economic and ethical values above the quality, technical and aesthetic, of
what he makes. His work is his raison d'etre and to his work he owes his
first loyalty. Though price is not his preoccupation he will not waste his
energies by pitting himself against the forces of the market, just as he
would not try to use his hands to beat a machine at its own work. Whether
his inspiration is to make humble domestic utensils or gigantic and
monumental pots (and a good potter usually wants to make both kinds), his
eyes are not fixed on what prices these things will fetch but on what in
his dedicated egoism, in the bottom of his heart, he wants to make. Rich
or poor, he is by nature free and not a slave."

I think it's those last two lines that are most important.


Lets get down to business.

I've spent the last week working my brain overtime trying to figure things out for the ACC show in February. I've been making lists of potenially wholesaleable pots, doing lots of math, and overall stressing. I haven't settled on a making list yet but I need to get to work anyways. I cleaned my studio for the first time in awhile so now I have nothing left between me and the wheel.

I just did a firing in the gas kiln with mostly porcelain work. The firing went very well and I'm pleased with the whole load, the first time in years that I've been happy with a reduction firing. I also had about 30 test glazes and a few stoneware mugs. This should last me awhile, the only thing that sells slower than woodfired pots are clear glazed porcelain pots.

New brushwork pattern I've been toying with, this particular one is pretty much a direct ripoff, care to guess from who?


Scott Cooper inspired jar.

Ame glaze, stoneware on the left and porcelain on the right.

Grouping of pots.

That's all for now.

Sunday, October 10, 2010

Coming Soon...

Every fall I run a special sale on etsy, I like to think of it as a customer appreciation sale. Last year I offered $2 shipping on everything. This year I'm having a cup sale. Mugs and yunomi all for the low price of $12 with $6 shipping in the US. A nice woodfired cup shipped to your door for under 20 bucks, not a bad deal. It will go up Friday morning at 9am CST. Mark your calendars!


Wednesday, October 6, 2010

Bow down people.

I am apparently a master blogger. This is serious business. All shall love me and despair!

Good day to you minions.

Tuesday, October 5, 2010


I've let another week pass in epic blog failure. I've made about 100 pots in porcelain which I've been glazing today. Mostly in a simple clear glaze. I've done a couple runs of this stuff before, it's a nice change every once in awhile.

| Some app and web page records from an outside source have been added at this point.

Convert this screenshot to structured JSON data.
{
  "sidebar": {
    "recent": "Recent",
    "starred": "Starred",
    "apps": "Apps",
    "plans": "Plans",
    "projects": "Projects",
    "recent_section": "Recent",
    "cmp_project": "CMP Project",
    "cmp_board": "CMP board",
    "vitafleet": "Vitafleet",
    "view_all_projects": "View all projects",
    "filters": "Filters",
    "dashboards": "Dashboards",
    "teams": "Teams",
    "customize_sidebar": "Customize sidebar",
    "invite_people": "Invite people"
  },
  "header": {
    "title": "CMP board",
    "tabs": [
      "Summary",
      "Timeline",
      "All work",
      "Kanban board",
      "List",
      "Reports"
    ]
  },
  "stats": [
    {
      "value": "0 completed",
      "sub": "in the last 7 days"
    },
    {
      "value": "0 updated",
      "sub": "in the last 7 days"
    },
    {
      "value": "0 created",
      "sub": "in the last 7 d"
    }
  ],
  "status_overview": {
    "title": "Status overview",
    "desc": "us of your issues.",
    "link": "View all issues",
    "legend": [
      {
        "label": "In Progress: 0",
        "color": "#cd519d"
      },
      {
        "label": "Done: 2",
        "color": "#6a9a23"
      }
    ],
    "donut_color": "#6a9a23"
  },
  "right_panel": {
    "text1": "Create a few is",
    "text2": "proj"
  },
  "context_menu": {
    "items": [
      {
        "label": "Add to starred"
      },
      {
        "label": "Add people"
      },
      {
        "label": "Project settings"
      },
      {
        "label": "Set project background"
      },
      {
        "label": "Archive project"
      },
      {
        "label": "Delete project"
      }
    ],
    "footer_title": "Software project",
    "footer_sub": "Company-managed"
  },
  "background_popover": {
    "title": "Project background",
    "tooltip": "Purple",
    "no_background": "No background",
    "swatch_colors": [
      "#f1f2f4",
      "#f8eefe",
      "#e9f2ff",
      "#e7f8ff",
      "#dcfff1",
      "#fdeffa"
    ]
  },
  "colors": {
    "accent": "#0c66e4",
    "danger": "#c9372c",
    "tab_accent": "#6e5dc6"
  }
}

I have no camera at the moment so you will have to take my word for it. Perhaps I'll get some photos when I open up the kiln.

Concerning my last post, for those of you that are sitting on the edge of your seats: the ipod was returned. I had to clamp down the vise a little harder and get the department chair involved and eventually it was returned anonymously. Make pots, don't steal.

A few months ago I read the book "Shopclass as Soulcraft" by Matthew Crawford. I give it about a 6.5/10. The first half was very interesting, I did find myself having to re-read some passages and occasionally use the dictionary. The second half was a bit mind-numbing. In simplisic terms the book argues the case for work in the trades(as opposed to the abstract career path via college route) for a wide variety of reasons. The irony being that you would strongly benefit from a college degree in english or philosophy to be able to read this book. A good read all the same, though I would borrow it rather than buy it. I'll leave you with this quote from the book:

"The satisfactions of manifesting oneself concretely in the world through manual competence have been known to make a man quiet and easy. They seem to relieve him of the felt need to offer chattering interpretations of himself to vindicate his worth. He can simply point: the building stands, the car now runs, the lights are on. Boasting is what a boy does, because he has no real effect in the world. But the tradesmen must reckon with the infallible judgement of reality, where one's failure and shortcomings cannot be interpreted away. His well-founded pride is far from the gratuitous "self-steeem" that educators would impart to students, as though by magic."